• **Required work**
Pick each line containing "means" out of the records.

• **Data for the task**
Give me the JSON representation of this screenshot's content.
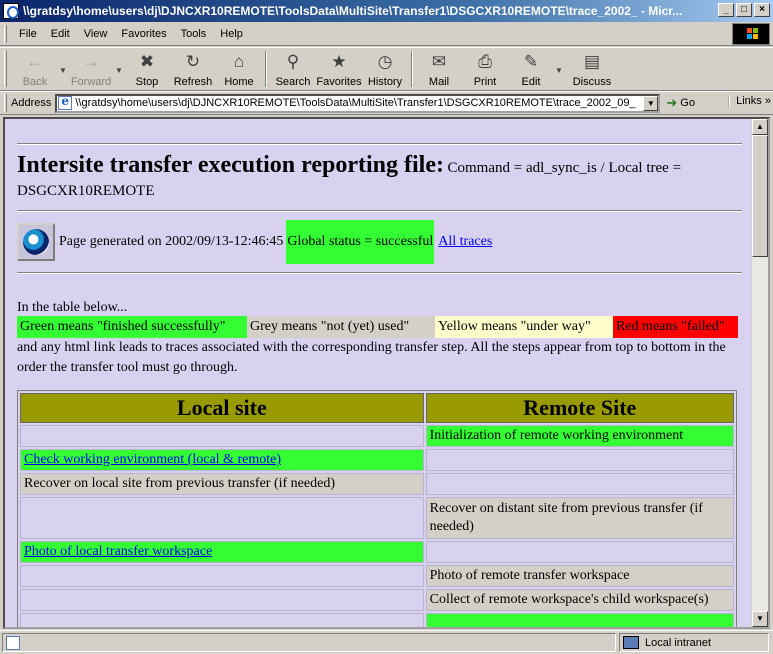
{
  "window": {
    "title": "\\\\gratdsy\\home\\users\\dj\\DJNCXR10REMOTE\\ToolsData\\MultiSite\\Transfer1\\DSGCXR10REMOTE\\trace_2002_ - Micr...",
    "min": "_",
    "max": "□",
    "close": "×"
  },
  "menu": {
    "file": "File",
    "edit": "Edit",
    "view": "View",
    "favorites": "Favorites",
    "tools": "Tools",
    "help": "Help"
  },
  "toolbar": {
    "back": "Back",
    "forward": "Forward",
    "stop": "Stop",
    "refresh": "Refresh",
    "home": "Home",
    "search": "Search",
    "favorites": "Favorites",
    "history": "History",
    "mail": "Mail",
    "print": "Print",
    "edit": "Edit",
    "discuss": "Discuss"
  },
  "address": {
    "label": "Address",
    "url": "\\\\gratdsy\\home\\users\\dj\\DJNCXR10REMOTE\\ToolsData\\MultiSite\\Transfer1\\DSGCXR10REMOTE\\trace_2002_09_",
    "go": "Go",
    "links": "Links"
  },
  "page": {
    "heading": "Intersite transfer execution reporting file:",
    "command": "Command = adl_sync_is / Local tree = DSGCXR10REMOTE",
    "generated": "Page generated on 2002/09/13-12:46:45",
    "global_status": "Global status = successful",
    "all_traces": "All traces",
    "intro": "In the table below...",
    "legend": {
      "green": "Green means \"finished successfully\"",
      "grey": "Grey means \"not (yet) used\"",
      "yellow": "Yellow means \"under way\"",
      "red": "Red means \"failed\""
    },
    "explanation": "and any html link leads to traces associated with the corresponding transfer step. All the steps appear from top to bottom in the order the transfer tool must go through.",
    "table": {
      "col_local": "Local site",
      "col_remote": "Remote Site",
      "rows": [
        {
          "local": "",
          "remote": "Initialization of remote working environment"
        },
        {
          "local": "Check working environment (local & remote)",
          "remote": ""
        },
        {
          "local": "Recover on local site from previous transfer (if needed)",
          "remote": ""
        },
        {
          "local": "",
          "remote": "Recover on distant site from previous transfer (if needed)"
        },
        {
          "local": "Photo of local transfer workspace",
          "remote": ""
        },
        {
          "local": "",
          "remote": "Photo of remote transfer workspace"
        },
        {
          "local": "",
          "remote": "Collect of remote workspace's child workspace(s)"
        }
      ]
    }
  },
  "statusbar": {
    "zone": "Local intranet"
  }
}
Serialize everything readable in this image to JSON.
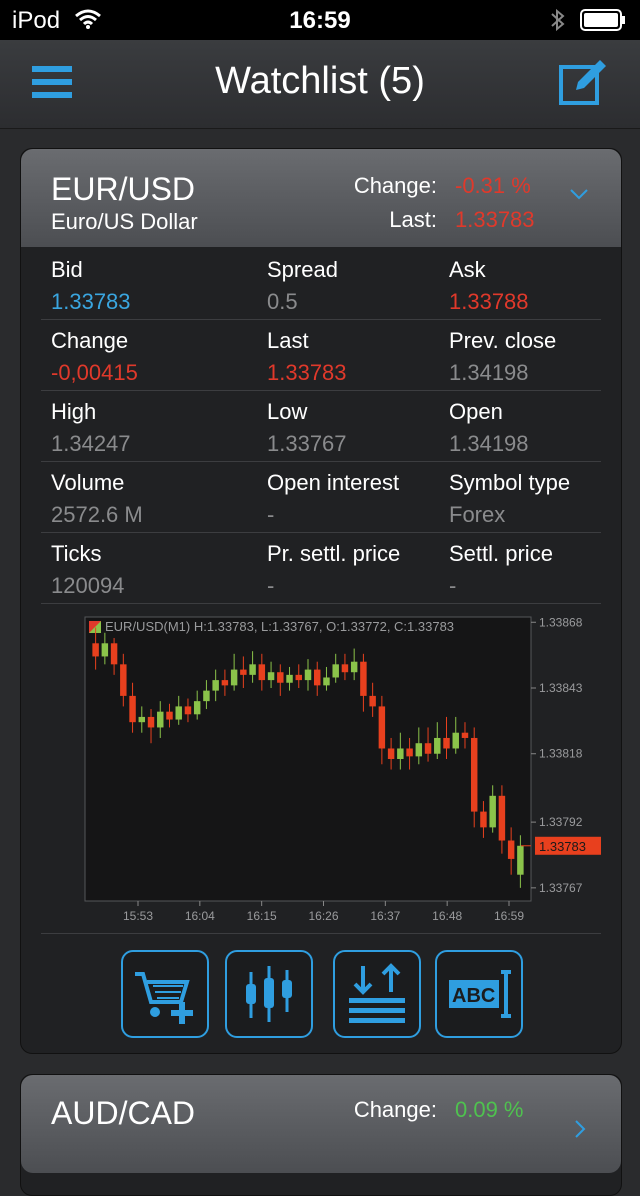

• **Written answer**
      "green": "Green means \"finished successfully\"",
      "grey": "Grey means \"not (yet) used\"",
      "yellow": "Yellow means \"under way\"",
      "red": "Red means \"failed\""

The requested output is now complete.